Sep 27th, 2012
Chris Wilkins, CEO of DVT
Labour brokering, a form of outsourcing in which companies contract labour brokers to provide them with casual labour, is a term that elicits emotionally charged responses more often than logical debate. Chris Wilkins, CEO of software development company DVT, says it’s time to remove emotion from the discussion and focus on promoting fairness across the workplace.
Labour union Cosatu has branded the practice as “modern-day slavery” and it’s become a political hot potato because it implies commercial abuse. But what constitutes commercial abuse is nebulous and not easy to define, which is why an outright banning of the practice does not make business sense in South Africa.
It is also extremely important to remember, at all times, exactly what the objective is when banning labour brokering. It is easy to focus on ‘ban labour brokering’ as an outcome or an argument. This really does miss the point. The outcome is to remove highly abusive employer/employee relationships, and perhaps it is worth mentioning that this abusive relationship can exist either way.
Labour brokering could initially be categorised in terms of who is asking for it – the employer or the employee. If the employee asks for it, it cannot be commercial abuse by the employer. If the employer asks for it, it might be an abusive relationship, but it might not. What happens if the employer asks for it, but has a long line of employees ready sign up on a labour brokering contract? Is that desperation, or choice, in a tough and competitive world? Nothing comes easy for anyone working for a living. Nothing should come easy. Because if it does, it makes it really, really tough for someone else, somewhere else.

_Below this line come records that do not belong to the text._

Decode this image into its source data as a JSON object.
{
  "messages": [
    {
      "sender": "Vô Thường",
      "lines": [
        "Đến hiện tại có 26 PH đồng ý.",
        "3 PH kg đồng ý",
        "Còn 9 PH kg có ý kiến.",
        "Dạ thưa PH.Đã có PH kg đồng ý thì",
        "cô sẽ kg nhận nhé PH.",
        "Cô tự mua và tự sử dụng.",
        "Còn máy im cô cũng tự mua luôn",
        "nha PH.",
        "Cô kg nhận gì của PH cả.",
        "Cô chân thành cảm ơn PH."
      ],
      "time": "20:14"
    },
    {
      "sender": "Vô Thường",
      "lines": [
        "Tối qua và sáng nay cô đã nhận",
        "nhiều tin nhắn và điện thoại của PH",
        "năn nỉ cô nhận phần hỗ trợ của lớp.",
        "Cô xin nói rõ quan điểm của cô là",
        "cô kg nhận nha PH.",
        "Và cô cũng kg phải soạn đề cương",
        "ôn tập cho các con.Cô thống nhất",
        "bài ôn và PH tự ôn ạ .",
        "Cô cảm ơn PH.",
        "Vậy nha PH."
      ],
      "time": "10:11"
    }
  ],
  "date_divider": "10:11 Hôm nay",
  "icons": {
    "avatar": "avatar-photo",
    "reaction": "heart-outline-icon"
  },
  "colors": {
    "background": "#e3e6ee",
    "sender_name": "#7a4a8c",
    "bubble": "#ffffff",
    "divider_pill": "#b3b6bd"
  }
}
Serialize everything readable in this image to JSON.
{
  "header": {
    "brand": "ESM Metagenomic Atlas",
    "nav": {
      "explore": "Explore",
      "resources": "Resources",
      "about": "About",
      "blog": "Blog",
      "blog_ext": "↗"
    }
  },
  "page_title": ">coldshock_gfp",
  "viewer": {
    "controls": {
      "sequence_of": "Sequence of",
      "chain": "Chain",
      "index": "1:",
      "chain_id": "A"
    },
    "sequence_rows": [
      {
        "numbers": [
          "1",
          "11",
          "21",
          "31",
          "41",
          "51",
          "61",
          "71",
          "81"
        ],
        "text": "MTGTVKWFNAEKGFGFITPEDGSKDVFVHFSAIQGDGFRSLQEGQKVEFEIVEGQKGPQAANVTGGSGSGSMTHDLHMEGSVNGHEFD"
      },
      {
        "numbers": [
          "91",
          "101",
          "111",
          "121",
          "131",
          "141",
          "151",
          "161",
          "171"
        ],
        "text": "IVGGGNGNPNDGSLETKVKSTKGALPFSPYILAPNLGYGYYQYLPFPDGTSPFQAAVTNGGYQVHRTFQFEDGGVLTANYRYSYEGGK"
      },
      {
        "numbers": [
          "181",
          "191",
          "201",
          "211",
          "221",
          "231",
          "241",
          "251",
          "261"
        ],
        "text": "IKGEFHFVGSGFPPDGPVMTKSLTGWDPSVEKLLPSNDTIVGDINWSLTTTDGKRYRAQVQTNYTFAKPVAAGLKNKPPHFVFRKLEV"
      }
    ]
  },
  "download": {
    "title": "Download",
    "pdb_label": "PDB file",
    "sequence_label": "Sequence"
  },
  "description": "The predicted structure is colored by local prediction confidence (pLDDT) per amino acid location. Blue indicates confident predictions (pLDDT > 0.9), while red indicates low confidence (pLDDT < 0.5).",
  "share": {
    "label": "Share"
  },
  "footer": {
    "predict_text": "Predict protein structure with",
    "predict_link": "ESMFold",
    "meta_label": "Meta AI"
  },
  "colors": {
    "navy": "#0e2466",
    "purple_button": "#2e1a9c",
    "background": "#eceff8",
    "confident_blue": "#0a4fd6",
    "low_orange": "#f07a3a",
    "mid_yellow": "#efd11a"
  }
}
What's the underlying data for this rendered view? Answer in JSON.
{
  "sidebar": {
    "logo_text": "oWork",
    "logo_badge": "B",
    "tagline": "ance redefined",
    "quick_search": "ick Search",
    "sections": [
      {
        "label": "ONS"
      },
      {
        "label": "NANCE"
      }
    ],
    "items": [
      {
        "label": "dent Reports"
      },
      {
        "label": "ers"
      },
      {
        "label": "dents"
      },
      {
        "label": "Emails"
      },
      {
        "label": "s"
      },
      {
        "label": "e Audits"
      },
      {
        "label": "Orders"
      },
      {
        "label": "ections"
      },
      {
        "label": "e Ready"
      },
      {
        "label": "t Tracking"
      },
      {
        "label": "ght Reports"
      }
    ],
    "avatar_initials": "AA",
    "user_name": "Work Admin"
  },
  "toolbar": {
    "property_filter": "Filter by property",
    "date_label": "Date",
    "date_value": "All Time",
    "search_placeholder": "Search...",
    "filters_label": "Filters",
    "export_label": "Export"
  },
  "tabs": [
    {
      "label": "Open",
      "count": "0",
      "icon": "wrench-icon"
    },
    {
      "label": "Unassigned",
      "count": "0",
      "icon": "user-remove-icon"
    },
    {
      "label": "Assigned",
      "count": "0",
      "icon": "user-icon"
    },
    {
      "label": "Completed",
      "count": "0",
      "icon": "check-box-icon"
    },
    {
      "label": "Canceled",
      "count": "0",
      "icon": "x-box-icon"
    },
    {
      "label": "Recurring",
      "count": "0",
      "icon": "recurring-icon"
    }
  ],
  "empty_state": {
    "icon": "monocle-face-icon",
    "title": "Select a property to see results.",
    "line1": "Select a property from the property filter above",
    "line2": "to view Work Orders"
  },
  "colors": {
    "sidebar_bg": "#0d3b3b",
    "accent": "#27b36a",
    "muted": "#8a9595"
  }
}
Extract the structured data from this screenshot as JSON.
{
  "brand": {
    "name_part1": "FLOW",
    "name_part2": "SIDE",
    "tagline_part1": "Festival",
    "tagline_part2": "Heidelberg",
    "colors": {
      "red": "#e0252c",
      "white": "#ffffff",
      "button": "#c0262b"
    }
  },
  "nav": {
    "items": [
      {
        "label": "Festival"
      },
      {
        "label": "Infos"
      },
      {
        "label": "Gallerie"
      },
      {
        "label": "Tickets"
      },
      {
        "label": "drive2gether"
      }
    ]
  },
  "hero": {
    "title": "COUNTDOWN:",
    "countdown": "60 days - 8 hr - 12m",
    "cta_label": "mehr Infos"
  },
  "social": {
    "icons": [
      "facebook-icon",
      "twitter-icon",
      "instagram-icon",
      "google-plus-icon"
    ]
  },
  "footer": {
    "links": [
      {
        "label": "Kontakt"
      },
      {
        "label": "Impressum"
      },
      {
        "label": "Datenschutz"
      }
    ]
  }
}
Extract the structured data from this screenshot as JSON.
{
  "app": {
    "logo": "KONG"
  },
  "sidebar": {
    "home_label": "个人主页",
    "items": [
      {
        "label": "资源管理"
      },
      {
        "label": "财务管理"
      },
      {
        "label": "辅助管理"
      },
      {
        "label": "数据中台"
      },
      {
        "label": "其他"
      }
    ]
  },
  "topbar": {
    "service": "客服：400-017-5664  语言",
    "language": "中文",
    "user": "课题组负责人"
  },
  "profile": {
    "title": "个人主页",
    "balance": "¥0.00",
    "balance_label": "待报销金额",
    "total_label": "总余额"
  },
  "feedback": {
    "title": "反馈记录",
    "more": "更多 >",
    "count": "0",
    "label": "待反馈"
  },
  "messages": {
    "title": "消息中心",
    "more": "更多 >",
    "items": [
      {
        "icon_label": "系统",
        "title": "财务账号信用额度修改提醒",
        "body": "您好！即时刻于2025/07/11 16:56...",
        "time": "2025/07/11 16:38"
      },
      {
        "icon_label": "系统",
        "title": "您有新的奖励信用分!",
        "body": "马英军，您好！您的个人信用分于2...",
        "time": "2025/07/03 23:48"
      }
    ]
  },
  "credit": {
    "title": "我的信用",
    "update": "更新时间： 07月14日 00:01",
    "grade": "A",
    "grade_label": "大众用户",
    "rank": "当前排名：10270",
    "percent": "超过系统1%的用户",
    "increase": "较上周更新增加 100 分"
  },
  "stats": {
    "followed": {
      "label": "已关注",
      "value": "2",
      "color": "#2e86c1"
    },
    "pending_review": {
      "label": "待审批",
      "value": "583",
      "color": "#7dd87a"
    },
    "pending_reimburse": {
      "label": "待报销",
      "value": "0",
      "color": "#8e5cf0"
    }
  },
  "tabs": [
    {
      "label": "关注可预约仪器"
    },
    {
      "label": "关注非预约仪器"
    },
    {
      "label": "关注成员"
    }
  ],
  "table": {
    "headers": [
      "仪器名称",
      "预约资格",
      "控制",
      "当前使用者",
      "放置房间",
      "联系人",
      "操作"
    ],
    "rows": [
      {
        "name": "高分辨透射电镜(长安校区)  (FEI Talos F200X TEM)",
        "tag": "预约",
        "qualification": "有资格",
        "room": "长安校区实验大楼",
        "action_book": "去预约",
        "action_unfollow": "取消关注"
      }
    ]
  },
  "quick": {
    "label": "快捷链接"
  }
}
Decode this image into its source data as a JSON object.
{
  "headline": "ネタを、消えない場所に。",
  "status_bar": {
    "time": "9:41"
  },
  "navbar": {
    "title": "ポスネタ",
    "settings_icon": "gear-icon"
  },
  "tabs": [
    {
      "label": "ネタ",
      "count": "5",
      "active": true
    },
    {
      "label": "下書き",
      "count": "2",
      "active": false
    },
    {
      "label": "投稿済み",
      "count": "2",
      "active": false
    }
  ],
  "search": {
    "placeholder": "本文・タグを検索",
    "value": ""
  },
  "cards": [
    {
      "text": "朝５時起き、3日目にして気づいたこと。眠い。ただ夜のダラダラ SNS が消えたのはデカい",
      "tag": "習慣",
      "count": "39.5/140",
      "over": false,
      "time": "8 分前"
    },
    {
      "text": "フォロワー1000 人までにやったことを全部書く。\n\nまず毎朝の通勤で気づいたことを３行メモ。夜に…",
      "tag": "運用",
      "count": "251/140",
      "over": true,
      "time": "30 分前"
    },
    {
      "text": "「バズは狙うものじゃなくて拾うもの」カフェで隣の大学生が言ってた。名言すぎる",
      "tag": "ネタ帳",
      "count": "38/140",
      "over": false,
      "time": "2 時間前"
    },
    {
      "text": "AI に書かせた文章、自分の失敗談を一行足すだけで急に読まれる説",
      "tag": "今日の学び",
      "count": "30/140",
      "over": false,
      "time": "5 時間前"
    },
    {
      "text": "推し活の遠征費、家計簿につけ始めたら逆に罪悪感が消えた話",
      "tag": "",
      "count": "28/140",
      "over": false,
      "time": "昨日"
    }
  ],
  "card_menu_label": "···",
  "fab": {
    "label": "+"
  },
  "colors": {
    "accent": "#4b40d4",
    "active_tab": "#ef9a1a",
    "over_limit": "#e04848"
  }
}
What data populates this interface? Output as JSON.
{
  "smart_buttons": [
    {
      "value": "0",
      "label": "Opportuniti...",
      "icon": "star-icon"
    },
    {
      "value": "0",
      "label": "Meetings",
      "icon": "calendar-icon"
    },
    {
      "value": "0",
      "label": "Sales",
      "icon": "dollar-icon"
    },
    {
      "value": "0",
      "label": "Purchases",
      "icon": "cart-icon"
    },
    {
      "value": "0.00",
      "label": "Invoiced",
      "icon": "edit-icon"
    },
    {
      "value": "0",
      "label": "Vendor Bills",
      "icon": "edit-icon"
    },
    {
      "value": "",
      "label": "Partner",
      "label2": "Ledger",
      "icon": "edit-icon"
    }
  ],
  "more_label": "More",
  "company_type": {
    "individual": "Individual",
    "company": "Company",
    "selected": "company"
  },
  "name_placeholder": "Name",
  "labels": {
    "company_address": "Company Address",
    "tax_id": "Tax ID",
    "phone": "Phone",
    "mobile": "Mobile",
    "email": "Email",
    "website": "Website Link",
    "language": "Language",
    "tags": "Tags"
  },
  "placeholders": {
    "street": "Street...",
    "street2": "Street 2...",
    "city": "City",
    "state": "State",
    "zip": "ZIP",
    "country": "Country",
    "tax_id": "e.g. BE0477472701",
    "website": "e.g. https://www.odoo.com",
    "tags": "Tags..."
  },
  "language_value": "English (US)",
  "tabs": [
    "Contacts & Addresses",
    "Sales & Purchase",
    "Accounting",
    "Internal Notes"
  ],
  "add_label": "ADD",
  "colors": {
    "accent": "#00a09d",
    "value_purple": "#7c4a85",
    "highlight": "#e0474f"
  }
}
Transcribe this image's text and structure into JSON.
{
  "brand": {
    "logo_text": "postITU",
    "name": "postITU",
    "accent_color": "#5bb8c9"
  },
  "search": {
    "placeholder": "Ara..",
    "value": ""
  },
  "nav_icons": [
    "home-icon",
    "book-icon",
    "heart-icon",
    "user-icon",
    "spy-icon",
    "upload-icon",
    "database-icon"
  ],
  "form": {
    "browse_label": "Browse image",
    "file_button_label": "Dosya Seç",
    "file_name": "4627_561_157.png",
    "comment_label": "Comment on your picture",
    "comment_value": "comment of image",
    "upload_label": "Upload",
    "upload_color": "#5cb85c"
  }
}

So once we have categorised an employment contract by ‘employee requested’ or ‘employee requested’ we have simply removed a percentage of labour brokering activity from the ‘abusive’ category. Meaning we can narrow down our search for fairness and responsible behaviour. After that, any number of concepts can be used for categorisation purposes.
Consider commercially cyclical industries as another example. If labour is used to pick millions of tons of fruit in the picking season, surely this constitutes legitimate cyclical commercial needs. It would be crazy to employ fruit-pickers all year round. What on earth would they do? And don’t think for a moment there is something to do for all those hundreds or thousands of workers. There isn’t.
After that, the same simple process of categorising legitimate behaviour, and subsequent elimination, can be followed until we have reached our goal – finding abusive labour brokering or employment relationships.
Without this analysis, in detail, it would be naïve in the extreme to impose an outright ban on labour brokering. It would also have a net effect of making South Africa expensive, uncompetitive, and leaving millions of people without any opportunity at all to find work.